If you live up on a mountain in the middle of nowhere, you should drive a truck. The truck that I drove was my Dad’s old truck, a 1979 Ford F-150 Explorer. (Yes, cynical crowd, there was an Explorer pickup truck before the days of Soccer Moms and Helicopter parents). Why drive a truck? If you live a quarter of a mile off the main road, up a 40 degree slope that’s covered in snow, a Cleveland 351 engine powering a manually locked-in four wheel drive transmission will get you back to the house. Road or no road.
And old trucks have other advantages. If you go trout fishing deep in the National Forest and scratch the truck’s finish with tree limbs as you search for a place to park, it has the opposite emotional affect of “an insurance claim”, more of a badge of honor knowing that the truck’s second coat of paint was applied with several cans of aerosol spray.
Big old trucks have nicknames, not like ‘Pricilla’ or the ‘Bug’, but manly names. My truck was “Big Red”, not a name that I came up with, but a name that had been handed down from generation to generation. Owning a big old truck gives you instant membership into the “Club of Men that Drive Trucks”. Commuters on the Washington/Baltimore Beltway never wave to one another. My God, it might be interpreted as a gang sign or something even worse. But on the backroads of the mountains, a wave between the drivers of pickup trucks is mandatory, each driver with his own unique style of acknowledgement. A single finger raised from the grip of the steering wheel. A finger pointing “Right Back at Ya”. But nothing too elaborate. A twirl of fingers from both hands would likely get yah a response of “Who in the hell was that? Damned tourists”
When my city-sister comes to visit, the first thing that she does, after parking her car in my driveway, is to lock the car’s doors. On the list of “Most Frequently Stolen Cars” the ’79 Ford pickup with extensive body damage and a hand-sprayed coat of paint is way down on that list. I rarely locked that house on the mountain, but never lost my keys. “Ooo, ooo, where are your keys?!” “Well, dah. They’re out in the truck where I left ’em” Keep it simple.

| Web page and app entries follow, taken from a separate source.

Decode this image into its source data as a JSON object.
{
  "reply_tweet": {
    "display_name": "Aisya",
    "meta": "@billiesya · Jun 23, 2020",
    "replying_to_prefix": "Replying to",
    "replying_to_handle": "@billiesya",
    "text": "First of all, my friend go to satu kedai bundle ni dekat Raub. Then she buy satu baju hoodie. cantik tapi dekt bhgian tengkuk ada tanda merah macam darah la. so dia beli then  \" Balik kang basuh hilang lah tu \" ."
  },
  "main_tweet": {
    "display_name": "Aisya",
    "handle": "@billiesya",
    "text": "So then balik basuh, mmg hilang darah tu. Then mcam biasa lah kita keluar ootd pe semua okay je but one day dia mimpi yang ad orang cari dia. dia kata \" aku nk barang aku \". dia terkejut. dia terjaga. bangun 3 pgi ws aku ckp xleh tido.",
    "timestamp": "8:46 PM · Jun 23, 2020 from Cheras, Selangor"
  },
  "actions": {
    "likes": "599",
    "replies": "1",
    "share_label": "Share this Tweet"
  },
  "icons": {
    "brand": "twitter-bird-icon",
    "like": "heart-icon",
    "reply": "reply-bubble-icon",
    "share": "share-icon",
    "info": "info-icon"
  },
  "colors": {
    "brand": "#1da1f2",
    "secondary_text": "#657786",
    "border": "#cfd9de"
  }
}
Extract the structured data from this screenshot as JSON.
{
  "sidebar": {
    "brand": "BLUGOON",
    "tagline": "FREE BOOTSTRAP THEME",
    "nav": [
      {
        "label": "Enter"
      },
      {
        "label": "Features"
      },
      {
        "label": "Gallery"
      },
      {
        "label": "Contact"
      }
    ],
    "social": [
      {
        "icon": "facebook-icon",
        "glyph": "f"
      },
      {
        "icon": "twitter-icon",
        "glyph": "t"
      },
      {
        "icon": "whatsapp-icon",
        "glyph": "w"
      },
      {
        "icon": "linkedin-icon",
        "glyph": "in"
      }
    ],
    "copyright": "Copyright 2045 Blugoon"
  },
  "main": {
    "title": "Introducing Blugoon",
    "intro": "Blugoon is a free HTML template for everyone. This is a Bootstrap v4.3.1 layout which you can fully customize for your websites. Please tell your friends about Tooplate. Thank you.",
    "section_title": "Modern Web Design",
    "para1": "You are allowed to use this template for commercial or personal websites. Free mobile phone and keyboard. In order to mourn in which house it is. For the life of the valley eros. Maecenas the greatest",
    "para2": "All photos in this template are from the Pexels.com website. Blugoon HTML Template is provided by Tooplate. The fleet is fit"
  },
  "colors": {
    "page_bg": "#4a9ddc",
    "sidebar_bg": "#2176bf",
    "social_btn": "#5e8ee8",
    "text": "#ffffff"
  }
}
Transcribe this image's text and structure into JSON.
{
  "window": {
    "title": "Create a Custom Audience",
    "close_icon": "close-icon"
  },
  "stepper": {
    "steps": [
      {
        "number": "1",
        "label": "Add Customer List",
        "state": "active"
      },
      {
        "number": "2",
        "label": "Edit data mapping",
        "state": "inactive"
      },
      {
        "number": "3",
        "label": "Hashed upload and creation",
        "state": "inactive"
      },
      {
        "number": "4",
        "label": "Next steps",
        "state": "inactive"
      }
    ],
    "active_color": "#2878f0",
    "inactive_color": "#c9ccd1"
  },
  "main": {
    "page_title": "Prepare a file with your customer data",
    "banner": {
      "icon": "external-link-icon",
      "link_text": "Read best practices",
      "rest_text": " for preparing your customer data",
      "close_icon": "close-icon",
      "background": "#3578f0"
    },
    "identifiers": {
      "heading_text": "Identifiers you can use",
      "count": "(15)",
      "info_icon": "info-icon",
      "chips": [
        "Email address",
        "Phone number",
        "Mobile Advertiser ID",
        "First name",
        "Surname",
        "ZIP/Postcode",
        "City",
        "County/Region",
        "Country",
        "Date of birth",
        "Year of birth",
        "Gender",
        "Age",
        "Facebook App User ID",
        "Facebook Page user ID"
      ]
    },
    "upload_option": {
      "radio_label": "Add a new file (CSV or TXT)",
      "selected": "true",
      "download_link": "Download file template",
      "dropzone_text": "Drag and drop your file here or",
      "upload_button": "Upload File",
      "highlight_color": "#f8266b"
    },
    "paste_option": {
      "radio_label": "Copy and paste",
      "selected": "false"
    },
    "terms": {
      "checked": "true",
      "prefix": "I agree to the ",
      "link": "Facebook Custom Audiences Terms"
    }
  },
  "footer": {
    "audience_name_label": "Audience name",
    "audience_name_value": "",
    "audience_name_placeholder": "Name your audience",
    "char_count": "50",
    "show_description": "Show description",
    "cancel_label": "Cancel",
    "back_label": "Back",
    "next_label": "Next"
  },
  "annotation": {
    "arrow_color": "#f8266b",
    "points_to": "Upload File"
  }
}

If you live in a city and take a peek outside you’ll notice that there are no telephone or electric poles. Things are different in the middle of nowhere. Any snow, sleet, or lightning storm could easily knock out your phone, electricity, and (God forbid) the Internet for hours, even days at a time.
There were stretches of time living alone on the mountain where I’d go days without showering, wearing shoes, or talking to another human being. And you know what? That’s not such a bad thing. But I’m not really wired that way, I’ve gotta talk from time to time. I’d occasionally travel the half-mile down the hill to visit the local Community Store. I usually didn’t need anything, but there were people everywhere, in and around the store.
Living on a mountainside in the middle of nowhere makes you a better planner. You can’t just ‘run out’ for a soda at 9PM on a Sunday night. There were no stores open in a 30 mile radius. Take away your phone, electricity, and Internet after a big snow storm and things became very 1880’s, really quick.
Hours after a lightning storm outage one afternoon, the day turned into night and everything became very, very dark. There were no lights or television. There were no streetlights because they never existed in the first place. Just trees and darkness and silence and the rustle of leaves and the occasional knock of a pileated woodpecker frantically looking for dinner. I enjoy my alone time, but eventually made my way to the front seat of Big Red and turned on the radio. The dial was preset for a Classic Rock station, but that’s not what I was really looking for. I just wanted to be reassured that the world was still out there, and to hear some noise.